As much as I love it, Brian Sholis’s new blog reminds me how little I actually read and think these days. Here’s a quote from an excellent essay he points to by Lucy Lippard on the changing context for the Land Art that was built in the 1960’s and early 1970’s:
I’ve lived in the New West–urban and rural–for twenty-one years now, and my sense of the earthworks I knew and touted in the 1960s has changed quite drastically. In 1995, I gave a talk in Marfa, Texas, called “Land Art in the Rearview Mirror,” in which I discussed having “gone on down the road” to preferring an art that was “place specific” rather than “site specific.” Arguing for a microview of land and art, and for grassroots connections, I realized that monumental land art takes much of its power from distance–distance from people, from places, and from issues–while my own interests had come to focus almost entirely on the nearby, on “specific places as they reflect the interactions between people and what we call ‘nature,’ which includes people.” My views of land art have changed not because I have less respect for the older work, but because the better I know the New West, the more my attention is claimed by the sideshows, or the side-of-the-road shows.
In the 1960s, when land art was new, the expansion of consciousness offered was visual and aesthetic, perhaps even social, since it brought provincial New Yorkers out of their cocoons and into the West. It would have seemed crass to demand more of an art that prided itself on isolation. Artists were thinking on a grand (sometimes grandiose) scale. There were even religious undertones along the lines of the nineteenth-century “sublime.” (James Turrell spoke eloquently at the 1995 Marfa symposium about “directing vision toward a larger sort of space” and “making spaces that see.”) Forty years later, climate change, shrinking resources, and an administration bent on destroying the environment for corporate gain have changed the rules of the game. There is a point at which artists too have to take some responsibility for the things they love, a point at which the overview of magnificent scenery gives way to a more painfully focused vision of a fragile landscape and its bewildered inhabitants.
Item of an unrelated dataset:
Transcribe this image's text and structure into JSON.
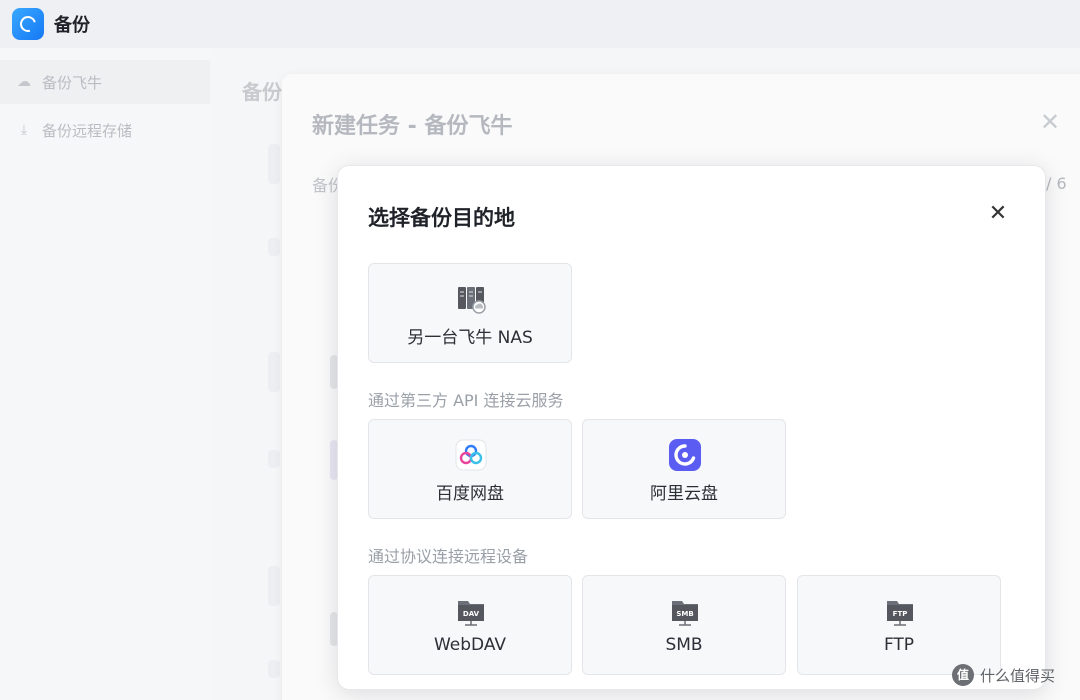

Funny, or not, that as recently as 2002, Nico Israel was still writing in Artforum as the provincial New Yorker braving the truck stop and strip mall savages of the New West as he made his Land Art pilgrimages.
Peripheral Vision by Lucy Lippard, in the 10/29/08 issue of NYFA Current [nyfa.org, reg req]
Lucy Lippard’s changing views of Land art [The Search Was the Thing]